■ **Your objective**
Set down the data again word for word. Skip any pictures.

■ **Records to process**
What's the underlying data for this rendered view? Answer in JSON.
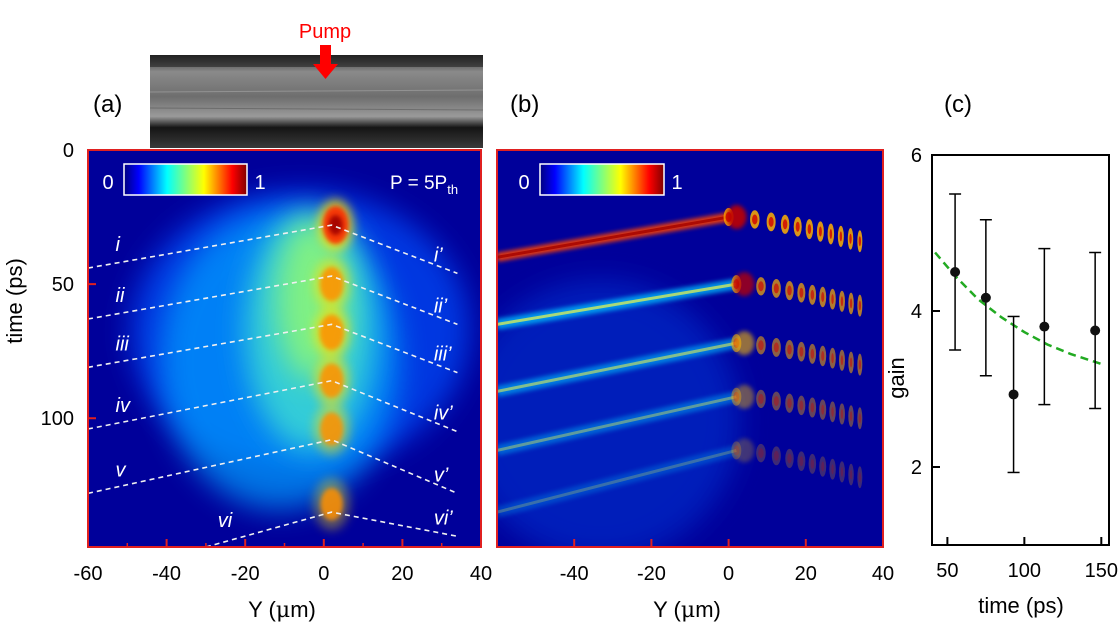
{
  "top": {
    "pump_label": "Pump",
    "pump_color": "#ff0000"
  },
  "chart_data": [
    {
      "panel": "(a)",
      "type": "heatmap",
      "xlabel_prefix": "Y (",
      "xlabel_greek": "μ",
      "xlabel_suffix": "m)",
      "ylabel": "time (ps)",
      "xlim": [
        -60,
        40
      ],
      "ylim": [
        0,
        148
      ],
      "y_inverted": true,
      "xticks": [
        -60,
        -40,
        -20,
        0,
        20,
        40
      ],
      "yticks": [
        0,
        50,
        100
      ],
      "colorbar": {
        "min_label": "0",
        "max_label": "1",
        "colormap": "jet"
      },
      "annotation": {
        "text": "P = 5P",
        "subscript": "th"
      },
      "frame_color": "#e02020",
      "dashed_lines": [
        {
          "label": "i",
          "label_prime": "i’",
          "from": [
            -60,
            44
          ],
          "apex": [
            2,
            28
          ],
          "to": [
            34,
            46
          ]
        },
        {
          "label": "ii",
          "label_prime": "ii’",
          "from": [
            -60,
            63
          ],
          "apex": [
            2,
            47
          ],
          "to": [
            34,
            65
          ]
        },
        {
          "label": "iii",
          "label_prime": "iii’",
          "from": [
            -60,
            81
          ],
          "apex": [
            2,
            65
          ],
          "to": [
            34,
            83
          ]
        },
        {
          "label": "iv",
          "label_prime": "iv’",
          "from": [
            -60,
            104
          ],
          "apex": [
            2,
            86
          ],
          "to": [
            34,
            105
          ]
        },
        {
          "label": "v",
          "label_prime": "v’",
          "from": [
            -60,
            128
          ],
          "apex": [
            2,
            108
          ],
          "to": [
            34,
            128
          ]
        },
        {
          "label": "vi",
          "label_prime": "vi’",
          "from": [
            -30,
            148
          ],
          "apex": [
            2,
            135
          ],
          "to": [
            34,
            144
          ]
        }
      ],
      "intensity_peaks": [
        {
          "y": 3,
          "t": 28,
          "value": 1.0
        },
        {
          "y": 2,
          "t": 50,
          "value": 0.7
        },
        {
          "y": 2,
          "t": 68,
          "value": 0.8
        },
        {
          "y": 2,
          "t": 86,
          "value": 0.7
        },
        {
          "y": 2,
          "t": 104,
          "value": 0.6
        },
        {
          "y": 2,
          "t": 132,
          "value": 0.5
        }
      ]
    },
    {
      "panel": "(b)",
      "type": "heatmap",
      "xlabel_prefix": "Y (",
      "xlabel_greek": "μ",
      "xlabel_suffix": "m)",
      "xlim": [
        -60,
        40
      ],
      "ylim": [
        0,
        148
      ],
      "y_inverted": true,
      "xticks": [
        -40,
        -20,
        0,
        20,
        40
      ],
      "colorbar": {
        "min_label": "0",
        "max_label": "1",
        "colormap": "jet"
      },
      "frame_color": "#e02020",
      "simulated_fronts": [
        {
          "apex": [
            0,
            25
          ],
          "left_t_at_minus60": 40,
          "right_t_at_34": 34
        },
        {
          "apex": [
            2,
            50
          ],
          "left_t_at_minus60": 65,
          "right_t_at_34": 58
        },
        {
          "apex": [
            2,
            72
          ],
          "left_t_at_minus60": 90,
          "right_t_at_34": 80
        },
        {
          "apex": [
            2,
            92
          ],
          "left_t_at_minus60": 112,
          "right_t_at_34": 100
        },
        {
          "apex": [
            2,
            112
          ],
          "left_t_at_minus60": 135,
          "right_t_at_34": 122
        }
      ]
    },
    {
      "panel": "(c)",
      "type": "scatter",
      "xlabel": "time (ps)",
      "ylabel": "gain",
      "xlim": [
        40,
        155
      ],
      "ylim": [
        1,
        6
      ],
      "xticks": [
        50,
        100,
        150
      ],
      "yticks": [
        2,
        4,
        6
      ],
      "points": [
        {
          "x": 55,
          "y": 4.5,
          "err": 1.0
        },
        {
          "x": 75,
          "y": 4.17,
          "err": 1.0
        },
        {
          "x": 93,
          "y": 2.93,
          "err": 1.0
        },
        {
          "x": 113,
          "y": 3.8,
          "err": 1.0
        },
        {
          "x": 146,
          "y": 3.75,
          "err": 1.0
        }
      ],
      "fit": {
        "style": "dashed",
        "color": "#22aa22",
        "x": [
          42,
          55,
          70,
          85,
          100,
          115,
          130,
          150
        ],
        "y": [
          4.75,
          4.45,
          4.15,
          3.92,
          3.73,
          3.57,
          3.45,
          3.32
        ]
      }
    }
  ]
}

■ **Solution for this exercise**
What's the underlying data for this rendered view? Answer in JSON.
{
  "top": {
    "pump_label": "Pump",
    "pump_color": "#ff0000"
  },
  "chart_data": [
    {
      "panel": "(a)",
      "type": "heatmap",
      "xlabel_prefix": "Y (",
      "xlabel_greek": "μ",
      "xlabel_suffix": "m)",
      "ylabel": "time (ps)",
      "xlim": [
        -60,
        40
      ],
      "ylim": [
        0,
        148
      ],
      "y_inverted": true,
      "xticks": [
        -60,
        -40,
        -20,
        0,
        20,
        40
      ],
      "yticks": [
        0,
        50,
        100
      ],
      "colorbar": {
        "min_label": "0",
        "max_label": "1",
        "colormap": "jet"
      },
      "annotation": {
        "text": "P = 5P",
        "subscript": "th"
      },
      "frame_color": "#e02020",
      "dashed_lines": [
        {
          "label": "i",
          "label_prime": "i’",
          "from": [
            -60,
            44
          ],
          "apex": [
            2,
            28
          ],
          "to": [
            34,
            46
          ]
        },
        {
          "label": "ii",
          "label_prime": "ii’",
          "from": [
            -60,
            63
          ],
          "apex": [
            2,
            47
          ],
          "to": [
            34,
            65
          ]
        },
        {
          "label": "iii",
          "label_prime": "iii’",
          "from": [
            -60,
            81
          ],
          "apex": [
            2,
            65
          ],
          "to": [
            34,
            83
          ]
        },
        {
          "label": "iv",
          "label_prime": "iv’",
          "from": [
            -60,
            104
          ],
          "apex": [
            2,
            86
          ],
          "to": [
            34,
            105
          ]
        },
        {
          "label": "v",
          "label_prime": "v’",
          "from": [
            -60,
            128
          ],
          "apex": [
            2,
            108
          ],
          "to": [
            34,
            128
          ]
        },
        {
          "label": "vi",
          "label_prime": "vi’",
          "from": [
            -30,
            148
          ],
          "apex": [
            2,
            135
          ],
          "to": [
            34,
            144
          ]
        }
      ],
      "intensity_peaks": [
        {
          "y": 3,
          "t": 28,
          "value": 1.0
        },
        {
          "y": 2,
          "t": 50,
          "value": 0.7
        },
        {
          "y": 2,
          "t": 68,
          "value": 0.8
        },
        {
          "y": 2,
          "t": 86,
          "value": 0.7
        },
        {
          "y": 2,
          "t": 104,
          "value": 0.6
        },
        {
          "y": 2,
          "t": 132,
          "value": 0.5
        }
      ]
    },
    {
      "panel": "(b)",
      "type": "heatmap",
      "xlabel_prefix": "Y (",
      "xlabel_greek": "μ",
      "xlabel_suffix": "m)",
      "xlim": [
        -60,
        40
      ],
      "ylim": [
        0,
        148
      ],
      "y_inverted": true,
      "xticks": [
        -40,
        -20,
        0,
        20,
        40
      ],
      "colorbar": {
        "min_label": "0",
        "max_label": "1",
        "colormap": "jet"
      },
      "frame_color": "#e02020",
      "simulated_fronts": [
        {
          "apex": [
            0,
            25
          ],
          "left_t_at_minus60": 40,
          "right_t_at_34": 34
        },
        {
          "apex": [
            2,
            50
          ],
          "left_t_at_minus60": 65,
          "right_t_at_34": 58
        },
        {
          "apex": [
            2,
            72
          ],
          "left_t_at_minus60": 90,
          "right_t_at_34": 80
        },
        {
          "apex": [
            2,
            92
          ],
          "left_t_at_minus60": 112,
          "right_t_at_34": 100
        },
        {
          "apex": [
            2,
            112
          ],
          "left_t_at_minus60": 135,
          "right_t_at_34": 122
        }
      ]
    },
    {
      "panel": "(c)",
      "type": "scatter",
      "xlabel": "time (ps)",
      "ylabel": "gain",
      "xlim": [
        40,
        155
      ],
      "ylim": [
        1,
        6
      ],
      "xticks": [
        50,
        100,
        150
      ],
      "yticks": [
        2,
        4,
        6
      ],
      "points": [
        {
          "x": 55,
          "y": 4.5,
          "err": 1.0
        },
        {
          "x": 75,
          "y": 4.17,
          "err": 1.0
        },
        {
          "x": 93,
          "y": 2.93,
          "err": 1.0
        },
        {
          "x": 113,
          "y": 3.8,
          "err": 1.0
        },
        {
          "x": 146,
          "y": 3.75,
          "err": 1.0
        }
      ],
      "fit": {
        "style": "dashed",
        "color": "#22aa22",
        "x": [
          42,
          55,
          70,
          85,
          100,
          115,
          130,
          150
        ],
        "y": [
          4.75,
          4.45,
          4.15,
          3.92,
          3.73,
          3.57,
          3.45,
          3.32
        ]
      }
    }
  ]
}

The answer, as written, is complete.